What is broken in your life? I hate to start off this week’s blog posts on such a dark note, but so many of us have broken relationships, broken situations, and they really concern us, taking loads of emotional energy, time and sometimes money.
How do we heal what is broken? I think about our nation as an example of this. Such deep divides, mistrust, accusation. I’m encouraged to hear the new federal administration talk about needing to heal the nation, to restore dignity, and to work towards unity. It is needed. But how will it happen? Can it happen?
As we will see in Colossians 1:20-23, the simple answer is Yes. Healing can happen. But the way Paul describes it is probably very different from what politicians might suggest.
Let’s start with where we left off this past week, in Colossians 1 verse 20.
In verse 20 Paul concludes a poem about Jesus, a poem that might have been lyrics to a worship song that the early Christians sang together. Here is what Paul said: “And through Jesus, reconciling to himself all things, whether things on the earth or things in the heavens, making peace through his blood on the cross.”
Because of that, last week we talked about this amazing thing called reconciliation, that God would go to such extraordinary lengths to take what was broken and fix it. Something was broken! And it needed to be fixed. What was broken was the relationship between Creator and created. Look at verse 20, and notice how Paul describes this: God wants to reconcile all things to himself…things on earth or things in heaven.” He has everything in view. The entire universe needs to be reconciled to God.

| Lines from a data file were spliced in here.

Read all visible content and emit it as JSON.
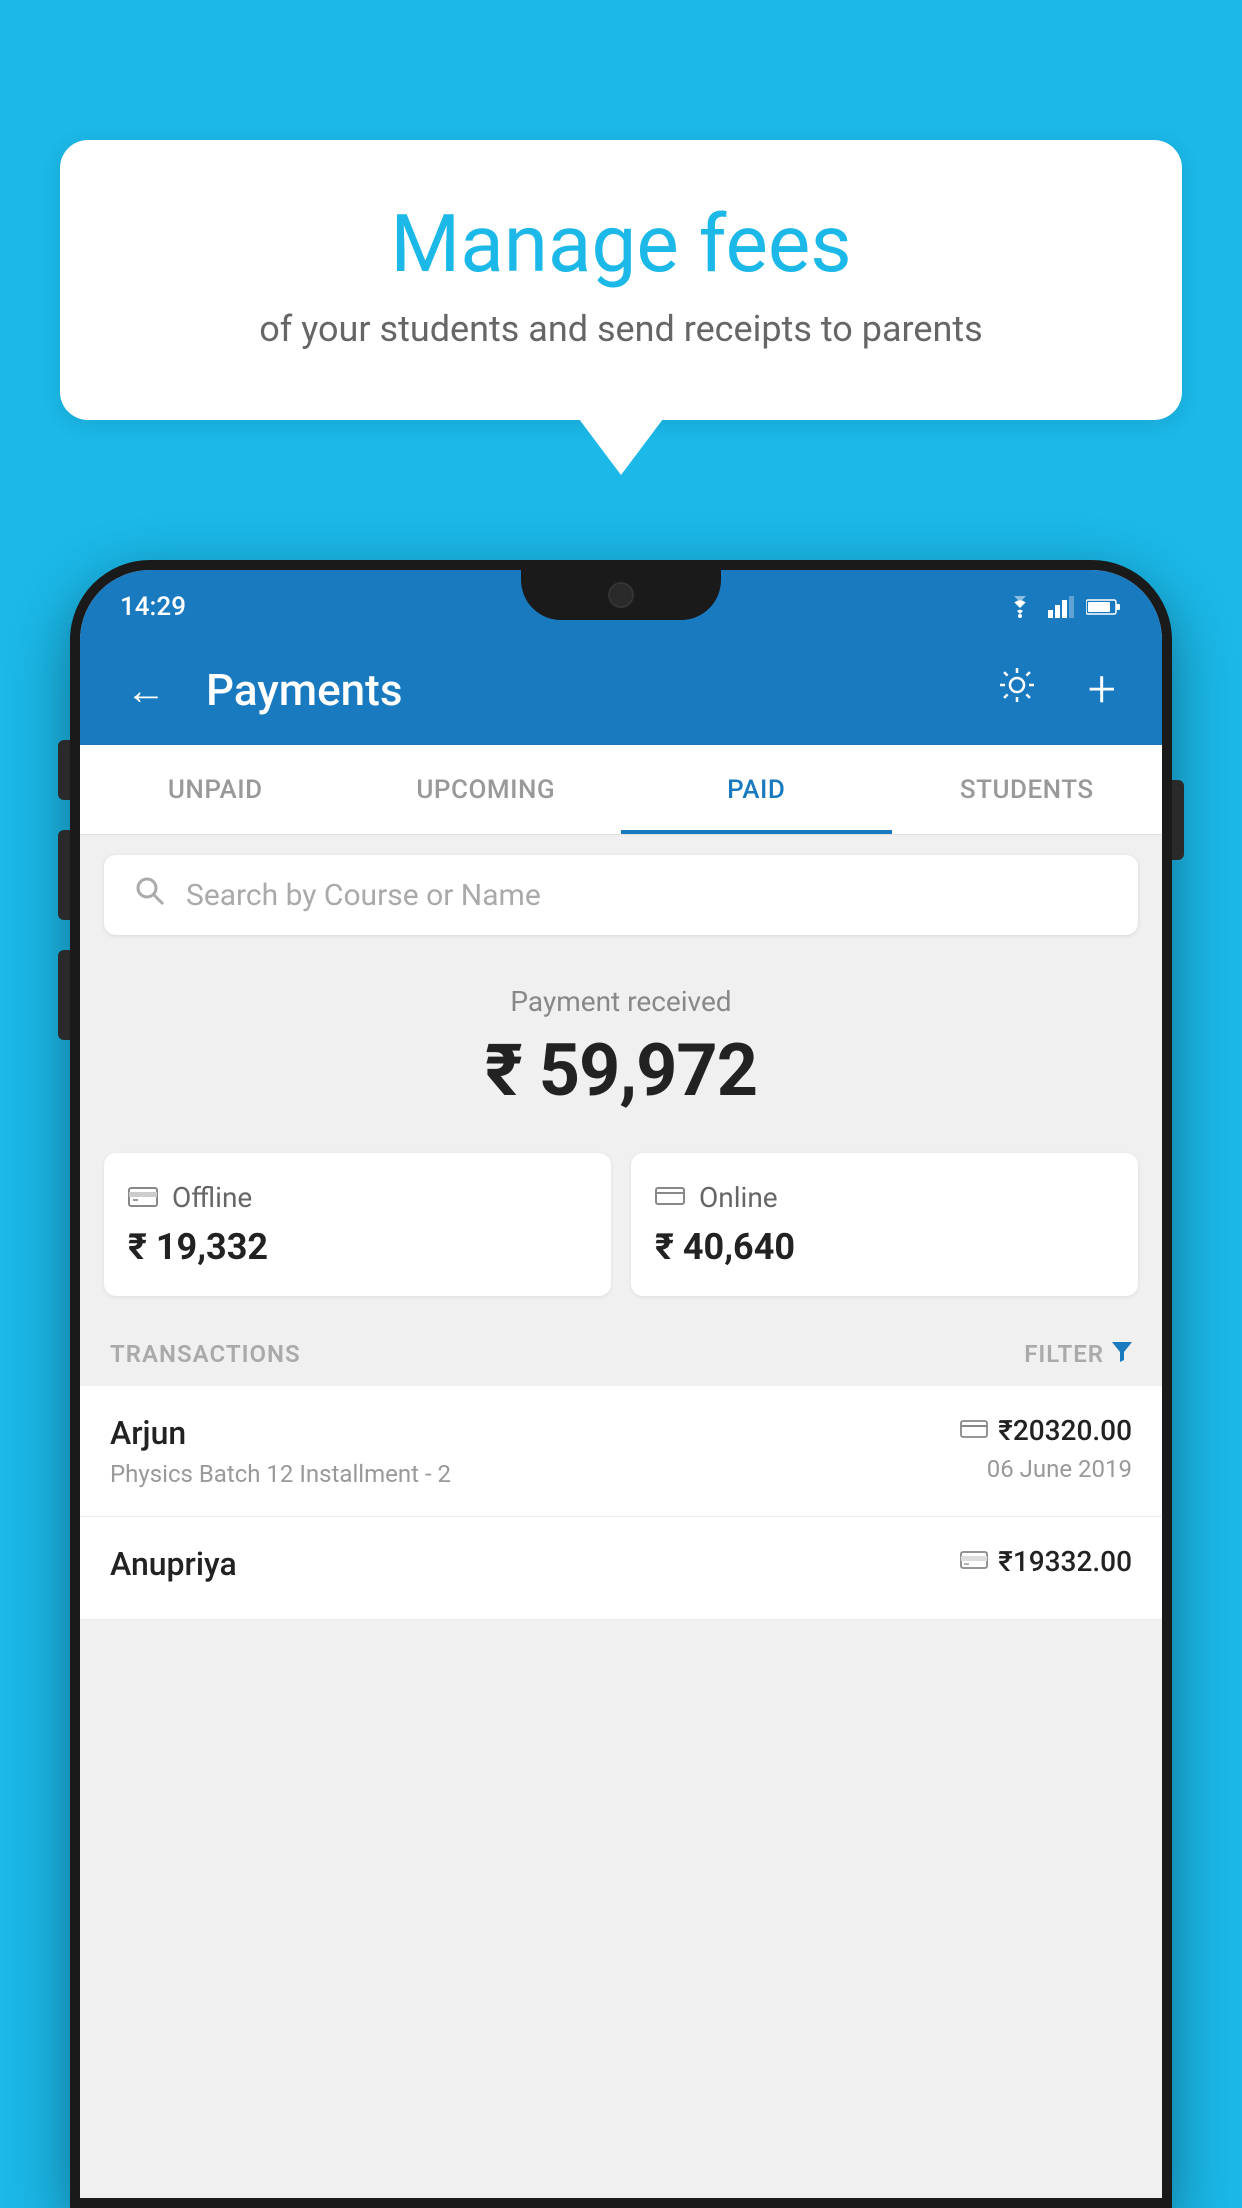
{
  "background_color": "#1bb8e8",
  "bubble": {
    "title": "Manage fees",
    "subtitle": "of your students and send receipts to parents"
  },
  "status_bar": {
    "time": "14:29",
    "wifi": "▾",
    "signal": "▴",
    "battery": "▮"
  },
  "app_bar": {
    "title": "Payments",
    "back_icon": "←",
    "gear_icon": "⚙",
    "plus_icon": "+"
  },
  "tabs": [
    {
      "label": "UNPAID",
      "active": false
    },
    {
      "label": "UPCOMING",
      "active": false
    },
    {
      "label": "PAID",
      "active": true
    },
    {
      "label": "STUDENTS",
      "active": false
    }
  ],
  "search": {
    "placeholder": "Search by Course or Name"
  },
  "payment_summary": {
    "label": "Payment received",
    "amount": "₹ 59,972"
  },
  "payment_cards": [
    {
      "type": "offline",
      "label": "Offline",
      "amount": "₹ 19,332"
    },
    {
      "type": "online",
      "label": "Online",
      "amount": "₹ 40,640"
    }
  ],
  "transactions": {
    "header": "TRANSACTIONS",
    "filter_label": "FILTER",
    "rows": [
      {
        "name": "Arjun",
        "detail": "Physics Batch 12 Installment - 2",
        "amount": "₹20320.00",
        "date": "06 June 2019",
        "payment_type": "online"
      },
      {
        "name": "Anupriya",
        "detail": "",
        "amount": "₹19332.00",
        "date": "",
        "payment_type": "offline"
      }
    ]
  }
}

We can often think about Jesus’ death and resurrection as intended for humans, or as effective for humans. And we aren’t wrong about that. But Paul has clearly gone further, hasn’t he? Paul says that the scope of what needs reconciliation is universal. It’s like one of those universal TV remotes or universal phone chargers. They are supposed to work for everything. Not that they actually do. But in the case of God’s reconciliation, it is actually universal.
What happened through Jesus’ death and resurrection was massive, expansive, and wonderful. I will admit that I don’t understand how the entire cosmos is being reconciled to God. I just agree with Paul that the reconciliation is happening, and it is for all. But frankly, I don’t believe it is important to understand exactly how God is reconciling all things to himself. Instead, what seems important is that God is doing it, and we are a part of that.
And that matters. God’s reconciliation matters to all people. Think about that. Reconciliation means that God wants to be in relationship with all people. This might be obvious, but I think it bears pointing out: when Paul says that God reconciles all things to himself, that goes for all the people in your life. For example, your neighbors. Think about them with me for a minute. Imagine their faces. Are they experiencing reconciliation with God? Are they in relationship with God? Do they even care? Do they have any idea that they need reconciliation with God?
Think about your co-workers. Their faces. Their names. How about them? Are they experiencing reconciliation with God? Or are they living in a state of brokenness with God?
What about your family members? Your friends?
If we believe what we say we believe, namely, that God wants everyone to know that he has accomplished an astounding, sacrificial, loving, gracious work of forgiveness so that all people can be reconciled to him, then the status of people’s relationship with God should be a major concern for us.
The problem is that some people don’t care. Some people feel like they have no need of reconciliation. Some people think there is no God. Some people think there is no problem. Scientists and statisticians who study this kind of thing, tell us that a growing number of people in the USA are not concerned about the concept of God or that God might be interested in them.
We Christians hear something like that and we intuitively know it is true, because we observe declining attendance at our churches’ worship services. And that can cause us to have a range of emotions from disgust and anger about our changing culture, to helplessness and despair. Rather than get disgruntled about how our country is changing, I would suggest we view our cultural reality by attempting to think how God might view people. Instead of being upset, consider that God loves all people deeply, and now there are more and more people with whom he wants to be reconciled.